What you should do —
Scan the entries for the word "progress" and report how many lines contain it, as a number with no other words.

Data entries
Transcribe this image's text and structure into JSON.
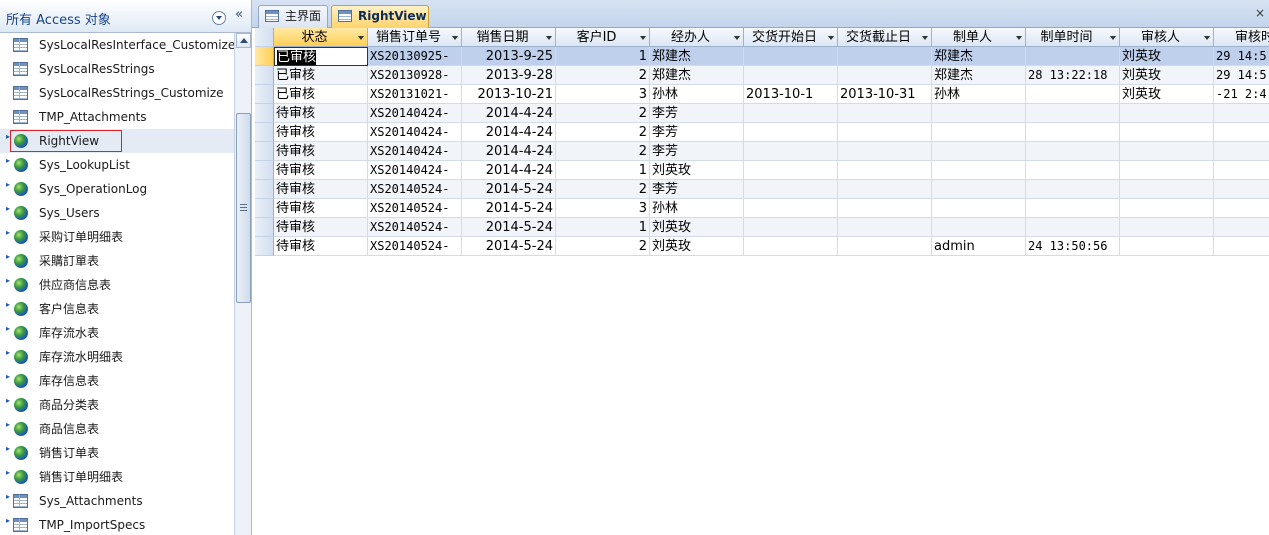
{
  "nav": {
    "title": "所有 Access 对象",
    "dropdown_icon": "chevron-down-icon",
    "collapse_label": "«",
    "items": [
      {
        "label": "SysLocalResInterface_Customize",
        "icon": "table",
        "link": false
      },
      {
        "label": "SysLocalResStrings",
        "icon": "table",
        "link": false
      },
      {
        "label": "SysLocalResStrings_Customize",
        "icon": "table",
        "link": false
      },
      {
        "label": "TMP_Attachments",
        "icon": "table",
        "link": false
      },
      {
        "label": "RightView",
        "icon": "globe",
        "link": true,
        "selected": true
      },
      {
        "label": "Sys_LookupList",
        "icon": "globe",
        "link": true
      },
      {
        "label": "Sys_OperationLog",
        "icon": "globe",
        "link": true
      },
      {
        "label": "Sys_Users",
        "icon": "globe",
        "link": true
      },
      {
        "label": "采购订单明细表",
        "icon": "globe",
        "link": true
      },
      {
        "label": "采購訂單表",
        "icon": "globe",
        "link": true
      },
      {
        "label": "供应商信息表",
        "icon": "globe",
        "link": true
      },
      {
        "label": "客户信息表",
        "icon": "globe",
        "link": true
      },
      {
        "label": "库存流水表",
        "icon": "globe",
        "link": true
      },
      {
        "label": "库存流水明细表",
        "icon": "globe",
        "link": true
      },
      {
        "label": "库存信息表",
        "icon": "globe",
        "link": true
      },
      {
        "label": "商品分类表",
        "icon": "globe",
        "link": true
      },
      {
        "label": "商品信息表",
        "icon": "globe",
        "link": true
      },
      {
        "label": "销售订单表",
        "icon": "globe",
        "link": true
      },
      {
        "label": "销售订单明细表",
        "icon": "globe",
        "link": true
      },
      {
        "label": "Sys_Attachments",
        "icon": "table",
        "link": true
      },
      {
        "label": "TMP_ImportSpecs",
        "icon": "table",
        "link": true
      }
    ]
  },
  "tabs": [
    {
      "label": "主界面",
      "active": false
    },
    {
      "label": "RightView",
      "active": true
    }
  ],
  "close_label": "×",
  "grid": {
    "columns": [
      "状态",
      "销售订单号",
      "销售日期",
      "客户ID",
      "经办人",
      "交货开始日",
      "交货截止日",
      "制单人",
      "制单时间",
      "审核人",
      "审核时"
    ],
    "rows": [
      [
        "已审核",
        "XS20130925-",
        "2013-9-25",
        "1",
        "郑建杰",
        "",
        "",
        "郑建杰",
        "",
        "刘英玫",
        "29 14:5"
      ],
      [
        "已审核",
        "XS20130928-",
        "2013-9-28",
        "2",
        "郑建杰",
        "",
        "",
        "郑建杰",
        "28 13:22:18",
        "刘英玫",
        "29 14:5"
      ],
      [
        "已审核",
        "XS20131021-",
        "2013-10-21",
        "3",
        "孙林",
        "2013-10-1",
        "2013-10-31",
        "孙林",
        "",
        "刘英玫",
        "-21 2:4"
      ],
      [
        "待审核",
        "XS20140424-",
        "2014-4-24",
        "2",
        "李芳",
        "",
        "",
        "",
        "",
        "",
        ""
      ],
      [
        "待审核",
        "XS20140424-",
        "2014-4-24",
        "2",
        "李芳",
        "",
        "",
        "",
        "",
        "",
        ""
      ],
      [
        "待审核",
        "XS20140424-",
        "2014-4-24",
        "2",
        "李芳",
        "",
        "",
        "",
        "",
        "",
        ""
      ],
      [
        "待审核",
        "XS20140424-",
        "2014-4-24",
        "1",
        "刘英玫",
        "",
        "",
        "",
        "",
        "",
        ""
      ],
      [
        "待审核",
        "XS20140524-",
        "2014-5-24",
        "2",
        "李芳",
        "",
        "",
        "",
        "",
        "",
        ""
      ],
      [
        "待审核",
        "XS20140524-",
        "2014-5-24",
        "3",
        "孙林",
        "",
        "",
        "",
        "",
        "",
        ""
      ],
      [
        "待审核",
        "XS20140524-",
        "2014-5-24",
        "1",
        "刘英玫",
        "",
        "",
        "",
        "",
        "",
        ""
      ],
      [
        "待审核",
        "XS20140524-",
        "2014-5-24",
        "2",
        "刘英玫",
        "",
        "",
        "admin",
        "24 13:50:56",
        "",
        ""
      ]
    ]
  }
}
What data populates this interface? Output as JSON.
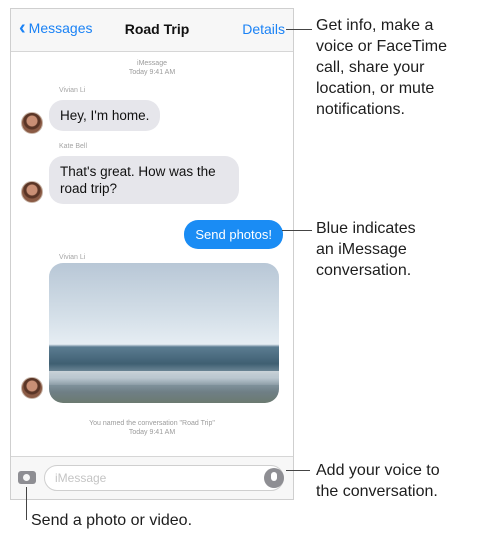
{
  "nav": {
    "back_label": "Messages",
    "title": "Road Trip",
    "details_label": "Details"
  },
  "thread": {
    "header_service": "iMessage",
    "header_time": "Today 9:41 AM",
    "messages": [
      {
        "sender": "Vivian Li",
        "text": "Hey, I'm home.",
        "direction": "incoming"
      },
      {
        "sender": "Kate Bell",
        "text": "That's great. How was the road trip?",
        "direction": "incoming"
      },
      {
        "sender": "",
        "text": "Send photos!",
        "direction": "outgoing"
      },
      {
        "sender": "Vivian Li",
        "text": "",
        "direction": "incoming",
        "type": "photo"
      }
    ],
    "rename_notice": "You named the conversation \"Road Trip\"",
    "rename_time": "Today 9:41 AM"
  },
  "input": {
    "placeholder": "iMessage",
    "camera_icon": "camera-icon",
    "mic_icon": "microphone-icon"
  },
  "callouts": {
    "details": "Get info, make a\nvoice or FaceTime\ncall, share your\nlocation, or mute\nnotifications.",
    "blue": "Blue indicates\nan iMessage\nconversation.",
    "voice": "Add your voice to\nthe conversation.",
    "photo": "Send a photo or video."
  },
  "colors": {
    "accent": "#1a82f5",
    "outgoing_bubble": "#1a8cf4",
    "incoming_bubble": "#e6e6eb"
  }
}
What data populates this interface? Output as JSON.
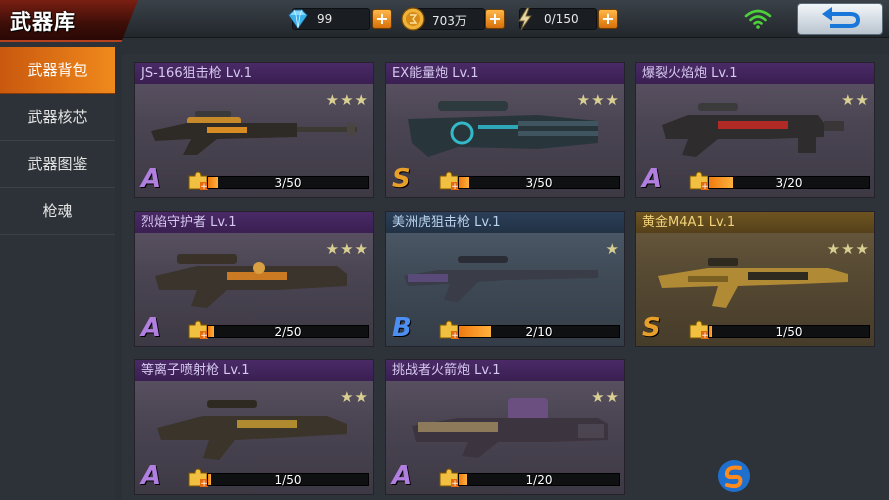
{
  "header": {
    "title": "武器库",
    "diamonds": "99",
    "gold": "703万",
    "energy": "0/150",
    "plus_label": "+"
  },
  "sidebar": {
    "items": [
      {
        "label": "武器背包",
        "active": true
      },
      {
        "label": "武器核芯",
        "active": false
      },
      {
        "label": "武器图鉴",
        "active": false
      },
      {
        "label": "枪魂",
        "active": false
      }
    ]
  },
  "weapons": [
    {
      "name": "JS-166狙击枪  Lv.1",
      "grade": "A",
      "stars": 3,
      "stars_lit": 3,
      "fragments": "3/50",
      "progress": 0.06,
      "theme": "purple"
    },
    {
      "name": "EX能量炮  Lv.1",
      "grade": "S",
      "stars": 3,
      "stars_lit": 3,
      "fragments": "3/50",
      "progress": 0.06,
      "theme": "purple"
    },
    {
      "name": "爆裂火焰炮  Lv.1",
      "grade": "A",
      "stars": 2,
      "stars_lit": 2,
      "fragments": "3/20",
      "progress": 0.15,
      "theme": "purple"
    },
    {
      "name": "烈焰守护者  Lv.1",
      "grade": "A",
      "stars": 3,
      "stars_lit": 3,
      "fragments": "2/50",
      "progress": 0.04,
      "theme": "purple"
    },
    {
      "name": "美洲虎狙击枪  Lv.1",
      "grade": "B",
      "stars": 1,
      "stars_lit": 1,
      "fragments": "2/10",
      "progress": 0.2,
      "theme": "blue"
    },
    {
      "name": "黄金M4A1  Lv.1",
      "grade": "S",
      "stars": 3,
      "stars_lit": 3,
      "fragments": "1/50",
      "progress": 0.02,
      "theme": "gold"
    },
    {
      "name": "等离子喷射枪  Lv.1",
      "grade": "A",
      "stars": 2,
      "stars_lit": 2,
      "fragments": "1/50",
      "progress": 0.02,
      "theme": "purple"
    },
    {
      "name": "挑战者火箭炮  Lv.1",
      "grade": "A",
      "stars": 2,
      "stars_lit": 2,
      "fragments": "1/20",
      "progress": 0.05,
      "theme": "purple"
    }
  ],
  "colors": {
    "accent_orange": "#f08a1c",
    "grade_a": "#b07fe0",
    "grade_s": "#e8a02a",
    "grade_b": "#4c8ef2"
  },
  "icons": {
    "diamond": "diamond-icon",
    "gold": "gold-coin-icon",
    "energy": "lightning-icon",
    "wifi": "wifi-icon",
    "back": "back-arrow-icon",
    "fragment": "fragment-puzzle-icon",
    "star": "star-icon"
  }
}
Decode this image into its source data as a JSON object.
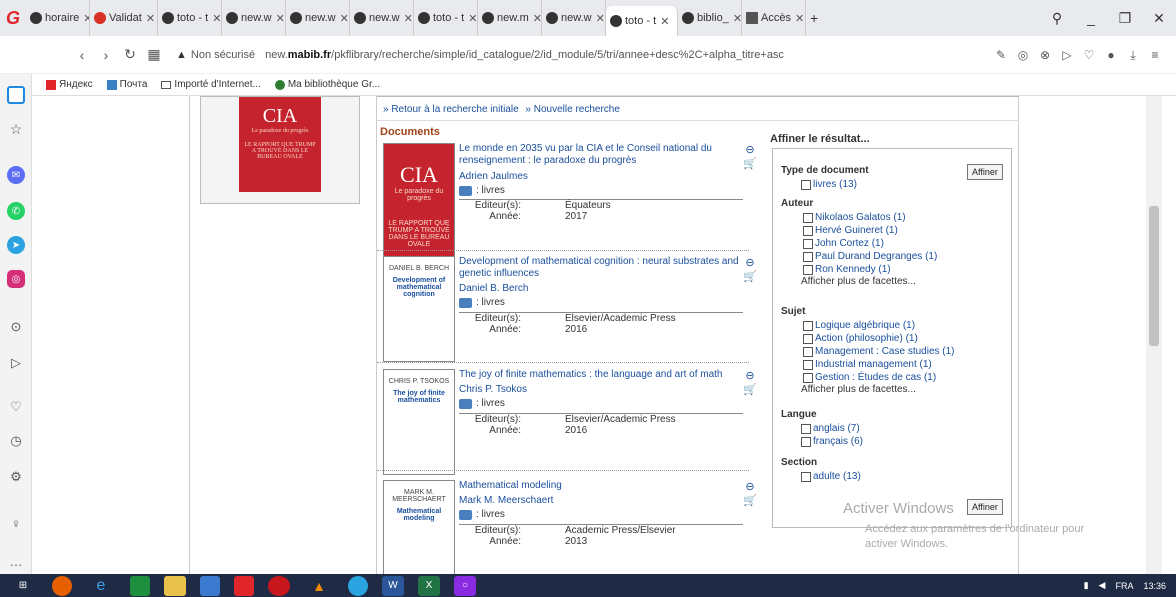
{
  "tabs": [
    {
      "label": "horaire"
    },
    {
      "label": "Validat"
    },
    {
      "label": "toto - t"
    },
    {
      "label": "new.w"
    },
    {
      "label": "new.w"
    },
    {
      "label": "new.w"
    },
    {
      "label": "toto - t"
    },
    {
      "label": "new.m"
    },
    {
      "label": "new.w"
    },
    {
      "label": "toto - t"
    },
    {
      "label": "biblio_"
    },
    {
      "label": "Accès"
    }
  ],
  "address": {
    "warning": "Non sécurisé",
    "url_prefix": "new.",
    "url_domain": "mabib.fr",
    "url_rest": "/pkflibrary/recherche/simple/id_catalogue/2/id_module/5/tri/annee+desc%2C+alpha_titre+asc"
  },
  "bookmarks": [
    "Яндекс",
    "Почта",
    "Importé d'Internet...",
    "Ma bibliothèque Gr..."
  ],
  "breadcrumb": {
    "back": "» Retour à la recherche initiale",
    "new": "» Nouvelle recherche"
  },
  "documents_title": "Documents",
  "labels": {
    "type": ": livres",
    "publisher": "Editeur(s):",
    "year": "Année:"
  },
  "records": [
    {
      "title": "Le monde en 2035 vu par la CIA et le Conseil national du renseignement : le paradoxe du progrès",
      "author": "Adrien Jaulmes",
      "publisher": "Équateurs",
      "year": "2017",
      "cover_line1": "CIA",
      "cover_line2": "Le paradoxe du progrès",
      "cover_line3": "LE RAPPORT QUE TRUMP A TROUVÉ DANS LE BUREAU OVALE"
    },
    {
      "title": "Development of mathematical cognition : neural substrates and genetic influences",
      "author": "Daniel B. Berch",
      "publisher": "Elsevier/Academic Press",
      "year": "2016",
      "cover_author": "DANIEL B. BERCH",
      "cover_title": "Development of mathematical cognition"
    },
    {
      "title": "The joy of finite mathematics : the language and art of math",
      "author": "Chris P. Tsokos",
      "publisher": "Elsevier/Academic Press",
      "year": "2016",
      "cover_author": "CHRIS P. TSOKOS",
      "cover_title": "The joy of finite mathematics"
    },
    {
      "title": "Mathematical modeling",
      "author": "Mark M. Meerschaert",
      "publisher": "Academic Press/Elsevier",
      "year": "2013",
      "cover_author": "MARK M. MEERSCHAERT",
      "cover_title": "Mathematical modeling"
    }
  ],
  "refine": {
    "title": "Affiner le résultat...",
    "button": "Affiner"
  },
  "facets": {
    "type": {
      "heading": "Type de document",
      "items": [
        "livres (13)"
      ]
    },
    "author": {
      "heading": "Auteur",
      "items": [
        "Nikolaos Galatos (1)",
        "Hervé Guineret (1)",
        "John Cortez (1)",
        "Paul Durand Degranges (1)",
        "Ron Kennedy (1)"
      ],
      "more": "Afficher plus de facettes..."
    },
    "subject": {
      "heading": "Sujet",
      "items": [
        "Logique algébrique (1)",
        "Action (philosophie) (1)",
        "Management : Case studies (1)",
        "Industrial management (1)",
        "Gestion : Études de cas (1)"
      ],
      "more": "Afficher plus de facettes..."
    },
    "lang": {
      "heading": "Langue",
      "items": [
        "anglais (7)",
        "français (6)"
      ]
    },
    "section": {
      "heading": "Section",
      "items": [
        "adulte (13)"
      ]
    }
  },
  "watermark": {
    "line1": "Activer Windows",
    "line2": "Accédez aux paramètres de l'ordinateur pour",
    "line3": "activer Windows."
  },
  "tray": {
    "lang": "FRA",
    "time": "13:36"
  }
}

Solution to the problem —
8